of the Tracy Subbasin is characterized as a sodium water type with a combination
of bicarbonate, chloride, and mixed bicarbonate-chloride water type (California
Department of Water Resources 2006). TDS, an indication of salt content, was
tested in San Joaquin County and Contra Costa County.

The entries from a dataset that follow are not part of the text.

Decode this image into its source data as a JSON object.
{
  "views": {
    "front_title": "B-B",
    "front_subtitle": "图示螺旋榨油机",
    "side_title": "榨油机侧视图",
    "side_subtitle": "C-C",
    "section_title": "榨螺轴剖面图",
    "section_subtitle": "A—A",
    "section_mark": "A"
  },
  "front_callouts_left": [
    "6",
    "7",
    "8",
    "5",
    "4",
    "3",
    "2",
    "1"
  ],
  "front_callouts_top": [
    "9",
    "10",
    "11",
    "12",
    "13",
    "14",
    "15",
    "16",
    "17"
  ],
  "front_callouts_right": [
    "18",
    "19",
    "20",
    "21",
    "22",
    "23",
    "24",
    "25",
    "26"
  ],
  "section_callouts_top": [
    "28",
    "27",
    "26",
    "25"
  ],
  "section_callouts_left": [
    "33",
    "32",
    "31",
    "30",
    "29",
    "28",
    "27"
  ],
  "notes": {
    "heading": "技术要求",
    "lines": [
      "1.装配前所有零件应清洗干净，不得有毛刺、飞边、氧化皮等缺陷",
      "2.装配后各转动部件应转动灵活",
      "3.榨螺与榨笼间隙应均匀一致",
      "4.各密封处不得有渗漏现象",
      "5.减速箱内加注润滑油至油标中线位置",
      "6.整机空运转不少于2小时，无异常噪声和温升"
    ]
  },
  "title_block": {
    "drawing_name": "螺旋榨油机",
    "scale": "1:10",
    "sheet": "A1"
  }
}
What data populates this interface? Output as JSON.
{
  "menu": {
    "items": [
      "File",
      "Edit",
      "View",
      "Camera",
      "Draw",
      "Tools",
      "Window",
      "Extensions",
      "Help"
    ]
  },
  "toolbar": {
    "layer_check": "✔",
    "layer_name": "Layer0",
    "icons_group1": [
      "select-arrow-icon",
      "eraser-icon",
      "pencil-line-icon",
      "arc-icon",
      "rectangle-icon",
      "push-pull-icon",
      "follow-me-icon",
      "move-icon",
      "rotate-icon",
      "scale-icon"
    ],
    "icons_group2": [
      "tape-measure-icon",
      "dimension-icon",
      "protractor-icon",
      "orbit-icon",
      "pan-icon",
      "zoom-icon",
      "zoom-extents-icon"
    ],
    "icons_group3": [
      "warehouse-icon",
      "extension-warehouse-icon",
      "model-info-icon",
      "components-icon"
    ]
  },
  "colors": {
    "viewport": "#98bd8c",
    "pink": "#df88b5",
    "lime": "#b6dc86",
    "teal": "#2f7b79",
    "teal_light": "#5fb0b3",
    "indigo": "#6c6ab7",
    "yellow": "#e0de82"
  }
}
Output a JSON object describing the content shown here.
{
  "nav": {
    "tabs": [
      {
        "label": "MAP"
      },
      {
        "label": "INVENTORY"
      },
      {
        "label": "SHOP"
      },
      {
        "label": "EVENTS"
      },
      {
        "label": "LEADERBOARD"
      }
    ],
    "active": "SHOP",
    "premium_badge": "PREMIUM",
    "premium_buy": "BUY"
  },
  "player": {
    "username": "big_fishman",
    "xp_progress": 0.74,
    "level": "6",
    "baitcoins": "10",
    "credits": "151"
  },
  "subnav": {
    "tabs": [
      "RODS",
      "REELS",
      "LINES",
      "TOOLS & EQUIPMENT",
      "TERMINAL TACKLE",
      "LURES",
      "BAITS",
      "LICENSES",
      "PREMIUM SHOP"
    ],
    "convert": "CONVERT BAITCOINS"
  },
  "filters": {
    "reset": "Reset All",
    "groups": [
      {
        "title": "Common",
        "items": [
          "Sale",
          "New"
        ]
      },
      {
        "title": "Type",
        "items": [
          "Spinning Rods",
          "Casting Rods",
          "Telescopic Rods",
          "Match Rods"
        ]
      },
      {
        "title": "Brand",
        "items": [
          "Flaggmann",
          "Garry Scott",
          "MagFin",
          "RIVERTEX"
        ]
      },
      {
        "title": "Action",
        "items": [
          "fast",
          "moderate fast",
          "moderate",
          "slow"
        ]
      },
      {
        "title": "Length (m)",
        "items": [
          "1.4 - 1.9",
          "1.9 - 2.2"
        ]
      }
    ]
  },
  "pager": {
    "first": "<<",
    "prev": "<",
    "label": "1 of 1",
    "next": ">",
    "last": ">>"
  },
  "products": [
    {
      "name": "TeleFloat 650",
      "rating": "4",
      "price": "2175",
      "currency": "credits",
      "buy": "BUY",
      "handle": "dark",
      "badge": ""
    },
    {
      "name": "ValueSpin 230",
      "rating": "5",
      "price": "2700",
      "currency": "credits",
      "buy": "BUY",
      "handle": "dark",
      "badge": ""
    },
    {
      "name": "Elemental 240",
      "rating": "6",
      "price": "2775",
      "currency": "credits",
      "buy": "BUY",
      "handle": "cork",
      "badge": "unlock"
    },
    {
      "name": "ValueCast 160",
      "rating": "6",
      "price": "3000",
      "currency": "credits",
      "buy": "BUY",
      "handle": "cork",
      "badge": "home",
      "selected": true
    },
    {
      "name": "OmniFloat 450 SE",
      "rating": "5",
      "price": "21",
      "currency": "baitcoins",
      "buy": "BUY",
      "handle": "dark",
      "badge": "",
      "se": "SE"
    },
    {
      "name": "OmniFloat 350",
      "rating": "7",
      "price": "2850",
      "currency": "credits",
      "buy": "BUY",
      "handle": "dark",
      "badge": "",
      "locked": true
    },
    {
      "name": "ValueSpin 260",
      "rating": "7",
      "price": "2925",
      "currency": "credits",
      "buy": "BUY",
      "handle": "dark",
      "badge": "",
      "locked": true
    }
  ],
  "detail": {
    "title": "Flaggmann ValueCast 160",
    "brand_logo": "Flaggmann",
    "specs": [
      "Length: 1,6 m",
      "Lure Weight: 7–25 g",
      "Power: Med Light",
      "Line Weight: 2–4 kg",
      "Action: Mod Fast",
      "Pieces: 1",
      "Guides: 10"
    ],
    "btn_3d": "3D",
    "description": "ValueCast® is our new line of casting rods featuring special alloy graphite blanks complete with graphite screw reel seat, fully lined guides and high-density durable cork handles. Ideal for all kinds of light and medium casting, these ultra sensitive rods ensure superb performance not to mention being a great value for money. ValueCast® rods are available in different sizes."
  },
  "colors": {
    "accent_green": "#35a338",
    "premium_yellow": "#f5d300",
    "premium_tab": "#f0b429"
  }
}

TDS ranged from 50 to3,520 mg/L and average 463 mg/L (California Department of Water Resources
DWD’s project wells are evaluated in terms of suitability for municipal supply.
Under DPH requirements, the wells must meet all state drinking water standards.
DWD has found that hardness in groundwater may affect customer satisfaction
and has established a blending target to mitigate the impact to aesthetic quality.
Otherwise, the District seeks to develop sources that meet all DPH drinking
The primary source water for DWD comes from the Central Valley Project
(CVP) purchased from the CCWD. In addition, to surface water, DWD also
pumps groundwater. Figure 3-1 includes the DWD service area, including the
existing Glen Park well along with other wells in the area. The CVP water is
conveyed through the Contra Costa Canal and treated at the RBWTP in Oakley.
Current and buildout (year 2040) DWD water supplies are summarized in Table
3-2 for normal and single-dry years; and in Table 3-3 for multiple dry years.
Table 3-2. DWD Water Supply for Normal and Single Dry Years
Norma Year or Single
Max Day =
2 x Average Day
Annual Supply =
365 x Average Day
mgd mgd mg af
Surface Water 7.5 15 2,738 8,400
Ground Water 1 2 365 1,120
Total 8.5 17 3,103 9,520
Year 2040 (Buildout)
Surface Water 15 30 5,475 16,800
Ground Water 2.5 5 913 2,800
Total 17.5 35 6,388 19,600
Source: Urban Water Management Plan (Diablo Water District 2005).
Notes: mgd = million gallons a day; mg = million gallons; af = acre-feet.